-- PROMPT --
Repeat all of the records verbatim.

-- RECORD EXCERPTS --

════════════════

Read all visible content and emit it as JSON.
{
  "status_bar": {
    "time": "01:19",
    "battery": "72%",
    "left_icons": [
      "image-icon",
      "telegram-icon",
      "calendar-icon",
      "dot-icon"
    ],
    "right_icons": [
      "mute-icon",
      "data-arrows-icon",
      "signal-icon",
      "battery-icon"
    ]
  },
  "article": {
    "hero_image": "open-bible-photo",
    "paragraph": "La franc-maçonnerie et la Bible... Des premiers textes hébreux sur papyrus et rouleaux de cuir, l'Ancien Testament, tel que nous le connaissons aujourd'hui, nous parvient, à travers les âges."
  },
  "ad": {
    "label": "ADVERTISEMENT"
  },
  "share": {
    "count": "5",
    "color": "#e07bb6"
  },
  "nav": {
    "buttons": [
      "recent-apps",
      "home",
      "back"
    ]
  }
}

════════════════

-- OUTPUT FOR THIS TASK --
Read all visible content and emit it as JSON.
{
  "status_bar": {
    "time": "01:19",
    "battery": "72%",
    "left_icons": [
      "image-icon",
      "telegram-icon",
      "calendar-icon",
      "dot-icon"
    ],
    "right_icons": [
      "mute-icon",
      "data-arrows-icon",
      "signal-icon",
      "battery-icon"
    ]
  },
  "article": {
    "hero_image": "open-bible-photo",
    "paragraph": "La franc-maçonnerie et la Bible... Des premiers textes hébreux sur papyrus et rouleaux de cuir, l'Ancien Testament, tel que nous le connaissons aujourd'hui, nous parvient, à travers les âges."
  },
  "ad": {
    "label": "ADVERTISEMENT"
  },
  "share": {
    "count": "5",
    "color": "#e07bb6"
  },
  "nav": {
    "buttons": [
      "recent-apps",
      "home",
      "back"
    ]
  }
}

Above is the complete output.